Entries from a dataset of interfaces:
* * * * * * * * *

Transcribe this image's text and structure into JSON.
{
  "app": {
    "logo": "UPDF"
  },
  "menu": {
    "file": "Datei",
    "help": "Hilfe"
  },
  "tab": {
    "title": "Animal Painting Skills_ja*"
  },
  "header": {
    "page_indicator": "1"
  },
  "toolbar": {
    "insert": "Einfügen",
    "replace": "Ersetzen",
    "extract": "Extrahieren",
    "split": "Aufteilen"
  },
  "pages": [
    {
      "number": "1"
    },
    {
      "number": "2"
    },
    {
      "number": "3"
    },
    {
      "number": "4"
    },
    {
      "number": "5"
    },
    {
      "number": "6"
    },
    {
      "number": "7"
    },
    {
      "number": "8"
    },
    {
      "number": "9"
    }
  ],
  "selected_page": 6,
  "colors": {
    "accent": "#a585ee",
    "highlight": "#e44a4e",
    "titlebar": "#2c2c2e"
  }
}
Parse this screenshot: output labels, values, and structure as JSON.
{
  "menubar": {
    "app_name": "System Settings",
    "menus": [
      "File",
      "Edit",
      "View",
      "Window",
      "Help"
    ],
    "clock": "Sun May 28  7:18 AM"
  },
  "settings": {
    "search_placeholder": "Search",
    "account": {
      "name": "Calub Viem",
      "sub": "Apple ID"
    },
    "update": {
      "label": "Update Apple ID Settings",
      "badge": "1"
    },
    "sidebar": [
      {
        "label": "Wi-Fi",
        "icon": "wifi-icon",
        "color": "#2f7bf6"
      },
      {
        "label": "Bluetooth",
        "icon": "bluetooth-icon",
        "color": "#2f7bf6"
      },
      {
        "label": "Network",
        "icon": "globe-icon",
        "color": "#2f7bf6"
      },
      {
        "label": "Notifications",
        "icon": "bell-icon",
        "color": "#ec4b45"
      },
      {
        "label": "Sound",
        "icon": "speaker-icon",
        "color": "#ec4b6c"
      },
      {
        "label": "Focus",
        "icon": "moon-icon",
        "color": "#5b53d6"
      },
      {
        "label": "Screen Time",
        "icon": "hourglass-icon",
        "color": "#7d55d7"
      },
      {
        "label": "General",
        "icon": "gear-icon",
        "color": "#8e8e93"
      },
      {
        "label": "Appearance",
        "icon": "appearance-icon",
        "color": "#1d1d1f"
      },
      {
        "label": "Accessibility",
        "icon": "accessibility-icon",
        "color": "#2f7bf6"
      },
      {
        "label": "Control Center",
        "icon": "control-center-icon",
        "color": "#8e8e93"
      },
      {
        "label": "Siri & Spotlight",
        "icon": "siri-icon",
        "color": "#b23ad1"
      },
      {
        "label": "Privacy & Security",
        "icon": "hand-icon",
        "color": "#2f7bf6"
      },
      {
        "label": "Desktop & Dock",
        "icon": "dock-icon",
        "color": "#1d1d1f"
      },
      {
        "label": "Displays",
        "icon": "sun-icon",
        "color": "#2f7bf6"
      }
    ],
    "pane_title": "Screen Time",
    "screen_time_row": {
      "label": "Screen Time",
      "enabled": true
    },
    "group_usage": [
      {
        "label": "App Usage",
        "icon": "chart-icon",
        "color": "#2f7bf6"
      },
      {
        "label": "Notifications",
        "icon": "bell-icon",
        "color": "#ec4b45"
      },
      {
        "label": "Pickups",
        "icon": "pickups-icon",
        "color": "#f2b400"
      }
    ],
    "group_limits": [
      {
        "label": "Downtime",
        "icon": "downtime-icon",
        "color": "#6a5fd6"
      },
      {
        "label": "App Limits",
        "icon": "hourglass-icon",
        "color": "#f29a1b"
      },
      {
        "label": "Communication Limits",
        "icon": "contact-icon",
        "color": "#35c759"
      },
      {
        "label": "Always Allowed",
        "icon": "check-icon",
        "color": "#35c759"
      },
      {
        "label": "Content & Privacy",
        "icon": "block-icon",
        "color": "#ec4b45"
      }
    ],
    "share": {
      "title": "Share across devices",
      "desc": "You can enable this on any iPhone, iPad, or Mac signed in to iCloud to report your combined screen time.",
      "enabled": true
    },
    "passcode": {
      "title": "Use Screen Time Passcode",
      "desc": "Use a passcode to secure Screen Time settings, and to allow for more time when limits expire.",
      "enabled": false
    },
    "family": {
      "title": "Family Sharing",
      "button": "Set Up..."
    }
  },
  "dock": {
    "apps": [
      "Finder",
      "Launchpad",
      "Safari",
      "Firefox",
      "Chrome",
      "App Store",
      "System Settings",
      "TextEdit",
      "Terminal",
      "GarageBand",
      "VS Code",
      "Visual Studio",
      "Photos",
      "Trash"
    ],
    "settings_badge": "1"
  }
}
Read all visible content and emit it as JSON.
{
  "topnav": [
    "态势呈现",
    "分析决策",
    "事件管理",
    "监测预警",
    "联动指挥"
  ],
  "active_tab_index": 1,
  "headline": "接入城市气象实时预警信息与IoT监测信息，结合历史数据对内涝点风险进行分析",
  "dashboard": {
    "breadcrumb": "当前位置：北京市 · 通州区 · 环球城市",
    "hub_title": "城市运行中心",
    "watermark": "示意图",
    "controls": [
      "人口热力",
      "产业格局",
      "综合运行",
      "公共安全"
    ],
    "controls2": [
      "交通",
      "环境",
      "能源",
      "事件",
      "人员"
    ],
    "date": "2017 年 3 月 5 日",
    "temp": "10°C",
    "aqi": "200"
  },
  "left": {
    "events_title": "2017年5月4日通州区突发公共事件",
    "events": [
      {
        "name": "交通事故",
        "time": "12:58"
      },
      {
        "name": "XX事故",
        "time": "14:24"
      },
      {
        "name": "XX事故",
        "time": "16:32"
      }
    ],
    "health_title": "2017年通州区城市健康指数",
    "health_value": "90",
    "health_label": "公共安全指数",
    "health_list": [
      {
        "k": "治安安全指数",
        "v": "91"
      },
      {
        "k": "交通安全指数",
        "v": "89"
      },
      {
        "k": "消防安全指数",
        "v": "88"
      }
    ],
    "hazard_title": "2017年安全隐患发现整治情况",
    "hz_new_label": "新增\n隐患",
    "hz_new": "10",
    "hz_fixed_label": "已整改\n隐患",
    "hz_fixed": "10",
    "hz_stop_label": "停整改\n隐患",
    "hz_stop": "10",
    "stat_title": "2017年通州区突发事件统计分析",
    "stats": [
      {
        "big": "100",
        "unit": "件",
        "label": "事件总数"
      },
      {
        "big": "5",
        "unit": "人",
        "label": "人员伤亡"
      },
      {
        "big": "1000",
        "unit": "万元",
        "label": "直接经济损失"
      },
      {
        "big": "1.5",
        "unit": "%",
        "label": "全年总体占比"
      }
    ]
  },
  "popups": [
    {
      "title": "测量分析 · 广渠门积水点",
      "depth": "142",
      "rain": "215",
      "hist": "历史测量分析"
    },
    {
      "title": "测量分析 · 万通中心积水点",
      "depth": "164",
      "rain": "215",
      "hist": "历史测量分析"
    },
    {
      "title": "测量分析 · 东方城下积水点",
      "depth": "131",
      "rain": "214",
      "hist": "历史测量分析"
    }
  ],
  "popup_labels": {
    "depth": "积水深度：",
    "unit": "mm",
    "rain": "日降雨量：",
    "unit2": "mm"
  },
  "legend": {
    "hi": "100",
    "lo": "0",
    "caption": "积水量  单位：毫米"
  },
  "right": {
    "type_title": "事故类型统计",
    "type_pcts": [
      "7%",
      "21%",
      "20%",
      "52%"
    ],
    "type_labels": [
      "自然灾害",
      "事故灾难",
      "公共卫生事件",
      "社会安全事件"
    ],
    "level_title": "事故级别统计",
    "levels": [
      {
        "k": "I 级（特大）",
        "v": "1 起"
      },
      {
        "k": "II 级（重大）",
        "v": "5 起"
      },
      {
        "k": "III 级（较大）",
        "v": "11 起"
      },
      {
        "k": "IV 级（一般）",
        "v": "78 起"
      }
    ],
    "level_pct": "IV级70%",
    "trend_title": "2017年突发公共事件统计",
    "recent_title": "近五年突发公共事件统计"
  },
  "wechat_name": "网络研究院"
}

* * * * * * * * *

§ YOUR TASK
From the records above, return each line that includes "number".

§ ANSWER TO THIS PROBLEM
      "number": "1"
      "number": "2"
      "number": "3"
      "number": "4"
      "number": "5"
      "number": "6"
      "number": "7"
      "number": "8"
      "number": "9"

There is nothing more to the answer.